WHAT THE TASK ASKS:
Wherever "dashboard" appears in a line of the listing, report that line.

LISTED RECORDS:
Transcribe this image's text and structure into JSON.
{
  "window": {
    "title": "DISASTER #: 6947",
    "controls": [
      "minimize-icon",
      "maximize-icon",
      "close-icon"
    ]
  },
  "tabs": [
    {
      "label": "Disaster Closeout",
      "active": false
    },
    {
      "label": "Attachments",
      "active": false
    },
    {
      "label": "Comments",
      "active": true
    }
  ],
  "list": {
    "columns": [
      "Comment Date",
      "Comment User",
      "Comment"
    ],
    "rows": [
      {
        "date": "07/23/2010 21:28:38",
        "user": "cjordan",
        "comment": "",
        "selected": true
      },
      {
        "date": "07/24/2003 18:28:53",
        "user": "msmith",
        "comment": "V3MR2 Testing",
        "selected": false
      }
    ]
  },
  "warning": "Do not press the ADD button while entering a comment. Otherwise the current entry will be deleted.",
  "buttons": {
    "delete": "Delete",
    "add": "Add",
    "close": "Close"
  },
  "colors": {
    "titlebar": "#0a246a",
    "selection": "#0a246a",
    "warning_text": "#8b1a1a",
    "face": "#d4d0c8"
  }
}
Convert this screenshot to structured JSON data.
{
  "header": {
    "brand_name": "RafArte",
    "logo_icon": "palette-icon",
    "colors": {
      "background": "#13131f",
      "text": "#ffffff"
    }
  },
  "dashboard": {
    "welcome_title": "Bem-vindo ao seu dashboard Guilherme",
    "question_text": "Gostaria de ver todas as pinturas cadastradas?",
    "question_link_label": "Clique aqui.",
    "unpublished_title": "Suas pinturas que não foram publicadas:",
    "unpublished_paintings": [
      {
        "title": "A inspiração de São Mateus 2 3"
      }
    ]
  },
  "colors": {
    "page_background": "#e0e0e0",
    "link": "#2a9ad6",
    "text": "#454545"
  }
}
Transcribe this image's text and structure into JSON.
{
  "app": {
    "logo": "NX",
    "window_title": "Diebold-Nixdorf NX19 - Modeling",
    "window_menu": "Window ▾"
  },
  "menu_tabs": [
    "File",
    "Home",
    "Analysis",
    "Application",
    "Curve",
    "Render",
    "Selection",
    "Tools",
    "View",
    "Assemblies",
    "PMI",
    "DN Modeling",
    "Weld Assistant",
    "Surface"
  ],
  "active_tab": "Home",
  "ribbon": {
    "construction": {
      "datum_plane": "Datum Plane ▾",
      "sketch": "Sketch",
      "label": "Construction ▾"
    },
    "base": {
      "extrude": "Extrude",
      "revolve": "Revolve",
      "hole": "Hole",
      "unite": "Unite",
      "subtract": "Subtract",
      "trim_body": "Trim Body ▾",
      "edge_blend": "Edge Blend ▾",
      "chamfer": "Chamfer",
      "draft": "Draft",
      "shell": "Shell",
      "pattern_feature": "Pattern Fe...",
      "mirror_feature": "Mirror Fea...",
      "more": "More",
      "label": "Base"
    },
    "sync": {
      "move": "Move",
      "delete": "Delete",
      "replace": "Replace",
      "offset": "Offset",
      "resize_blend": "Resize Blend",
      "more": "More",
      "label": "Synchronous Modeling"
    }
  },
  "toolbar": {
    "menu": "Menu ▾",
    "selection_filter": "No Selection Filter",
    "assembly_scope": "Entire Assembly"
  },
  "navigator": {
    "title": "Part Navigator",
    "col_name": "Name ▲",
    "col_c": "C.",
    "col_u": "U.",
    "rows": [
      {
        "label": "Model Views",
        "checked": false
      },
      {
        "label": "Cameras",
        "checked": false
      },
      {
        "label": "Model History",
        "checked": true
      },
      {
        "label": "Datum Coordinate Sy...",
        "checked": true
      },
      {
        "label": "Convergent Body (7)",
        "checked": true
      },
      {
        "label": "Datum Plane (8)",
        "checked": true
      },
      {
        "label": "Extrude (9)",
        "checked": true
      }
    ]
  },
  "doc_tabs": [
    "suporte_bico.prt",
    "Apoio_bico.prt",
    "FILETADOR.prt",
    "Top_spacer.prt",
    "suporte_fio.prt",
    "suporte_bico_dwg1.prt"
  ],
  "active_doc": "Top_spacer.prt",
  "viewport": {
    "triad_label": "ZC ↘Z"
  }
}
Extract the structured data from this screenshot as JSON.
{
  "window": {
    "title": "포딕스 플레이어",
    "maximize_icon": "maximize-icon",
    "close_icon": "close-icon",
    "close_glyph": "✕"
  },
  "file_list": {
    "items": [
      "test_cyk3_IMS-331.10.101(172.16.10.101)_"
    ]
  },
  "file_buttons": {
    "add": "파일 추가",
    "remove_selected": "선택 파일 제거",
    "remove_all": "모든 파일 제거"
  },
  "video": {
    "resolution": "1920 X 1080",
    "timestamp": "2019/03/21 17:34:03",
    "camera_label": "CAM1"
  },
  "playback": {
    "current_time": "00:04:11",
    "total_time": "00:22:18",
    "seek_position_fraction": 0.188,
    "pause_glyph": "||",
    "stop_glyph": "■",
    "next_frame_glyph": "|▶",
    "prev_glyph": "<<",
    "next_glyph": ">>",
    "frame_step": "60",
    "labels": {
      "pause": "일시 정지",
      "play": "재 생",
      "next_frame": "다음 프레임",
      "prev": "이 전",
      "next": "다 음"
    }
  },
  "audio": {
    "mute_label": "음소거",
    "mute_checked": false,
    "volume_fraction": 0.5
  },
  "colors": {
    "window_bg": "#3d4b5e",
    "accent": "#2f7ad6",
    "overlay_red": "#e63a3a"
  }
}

RESPONSE TO THE TASK:
  "dashboard": {
    "welcome_title": "Bem-vindo ao seu dashboard Guilherme",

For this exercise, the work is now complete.